I grew up with Scientology - my parents at one point were clerical. It's a pragmatic philosophy, not merely a belief system. Yeah, it's had media exposure because certain luminaries do Scientology, but millions of people do it who are not celebrities. It's not a threat or some cult.
Those people are unabashedly ruthless as far as money is concerned.
We went to - I guess it was a legitimate boiler room, and I sat in front of this guy who literally was on the phone with two people at once. They call it double fisting.
My mother told me I was begging her to be an actor when I was four. My father and my grandfather saw at least one or two movies a week; they were film buffs, so I guess it just rubbed off on me. And now it's kind of become a way of life for me.
There's the concept that if I do this big budget project, then that will help me do the things I really want to do and bring more money to those films.
You have to take into account it was the cell phone that became what the modern-day concept of a phone call is, and this is a device that's attached to your hip 24/7. Before that there was 'leave a message' and before that there was 'hopefully you're home.
If I had to choose criteria, for me, it's about first the director. I want to be a part of something that's good and intellectually challenging. After the director it's the character and the story. That's the deal for me.

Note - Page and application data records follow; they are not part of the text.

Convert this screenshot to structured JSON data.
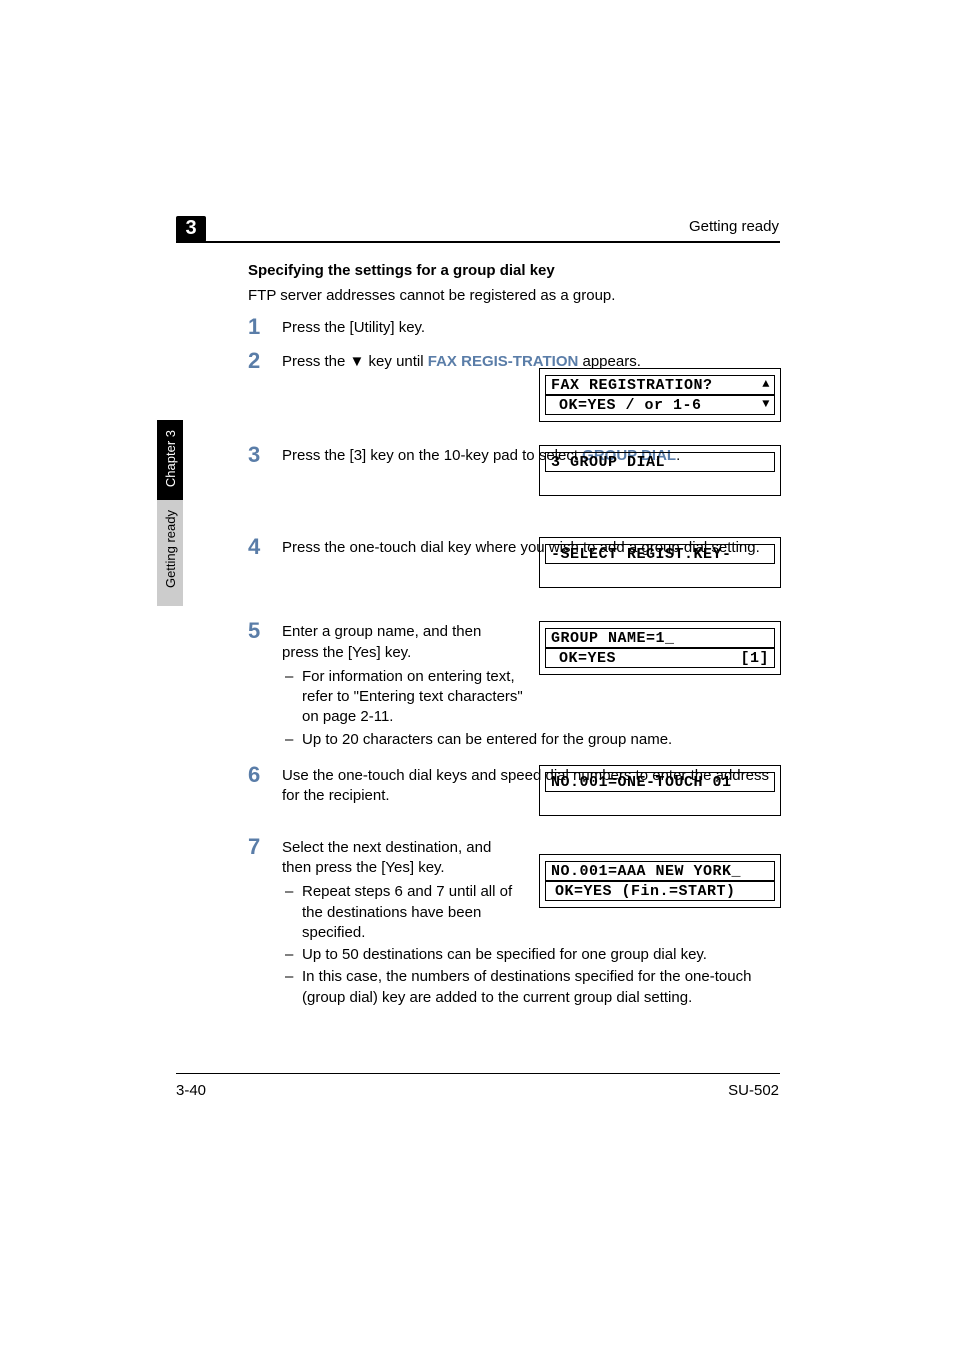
{
  "header": {
    "chapter_badge": "3",
    "right_label": "Getting ready"
  },
  "side_tab": {
    "black_text": "Chapter 3",
    "gray_text": "Getting ready"
  },
  "section_title": "Specifying the settings for a group dial key",
  "intro": "FTP server addresses cannot be registered as a group.",
  "steps": {
    "s1": {
      "num": "1",
      "text": "Press the [Utility] key."
    },
    "s2": {
      "num": "2",
      "pre": "Press the ",
      "arrow": "▼",
      "mid": " key until ",
      "cap": "FAX REGIS-TRATION",
      "post": " appears."
    },
    "s3": {
      "num": "3",
      "pre": "Press the [3] key on the 10-key pad to select ",
      "cap": "GROUP DIAL",
      "post": "."
    },
    "s4": {
      "num": "4",
      "text": "Press the one-touch dial key where you wish to add a group dial setting."
    },
    "s5": {
      "num": "5",
      "text": "Enter a group name, and then press the [Yes] key.",
      "bullets": [
        "For information on entering text, refer to \"Entering text characters\" on page 2-11.",
        "Up to 20 characters can be entered for the group name."
      ]
    },
    "s6": {
      "num": "6",
      "text": "Use the one-touch dial keys and speed dial numbers to enter the address for the recipient."
    },
    "s7": {
      "num": "7",
      "text": "Select the next destination, and then press the [Yes] key.",
      "bullets": [
        "Repeat steps 6 and 7 until all of the destinations have been specified.",
        "Up to 50 destinations can be specified for one group dial key.",
        "In this case, the numbers of destinations specified for the one-touch (group dial) key are added to the current group dial setting."
      ]
    }
  },
  "lcd": {
    "l2a": "FAX REGISTRATION?",
    "l2b": "OK=YES / or 1-6",
    "l3": "3 GROUP DIAL",
    "l4": "-SELECT REGIST.KEY-",
    "l5a": "GROUP NAME=1_",
    "l5b_left": "OK=YES",
    "l5b_right": "[1]",
    "l6": "NO.001=ONE-TOUCH 01",
    "l7a": "NO.001=AAA NEW YORK_",
    "l7b": "OK=YES  (Fin.=START)"
  },
  "footer": {
    "left": "3-40",
    "right": "SU-502"
  }
}
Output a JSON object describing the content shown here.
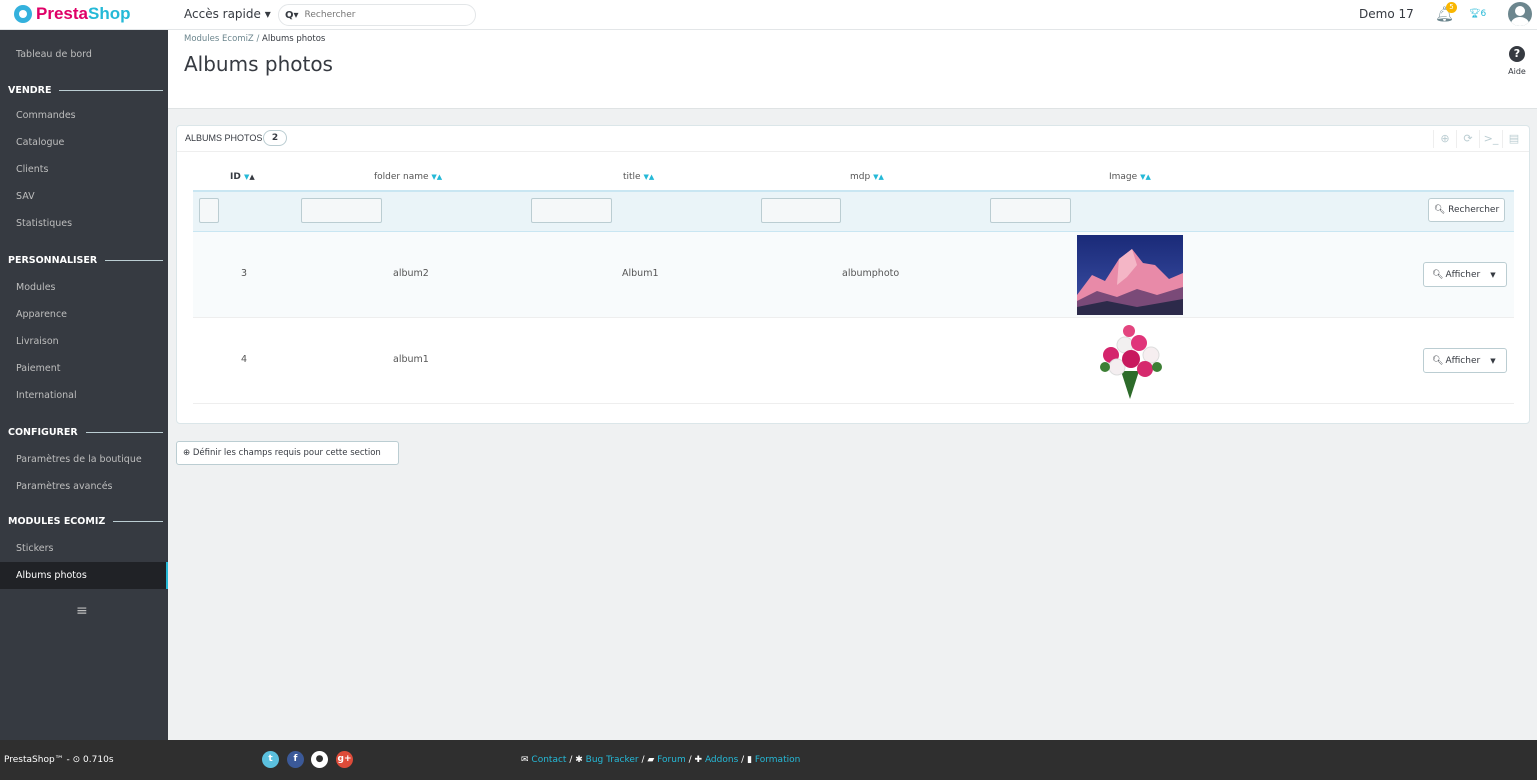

I love talking about Scientology.
I'm so critical of myself. I'm actually really, really proud of the film. It's really cool to see a movie at Sundance because everybody is so supportive.
I used to shy away from publicity so as not to let it get in the way of the work. But it's part of the job. The tabloids are a whole other arena. If fame happens, it happens. I just want to maintain focus.
What's sad is that there is an addictive quality to that, to believing your own hype; to allowing yourself to become validated by others and no longer by yourself. That's the danger of celebrity.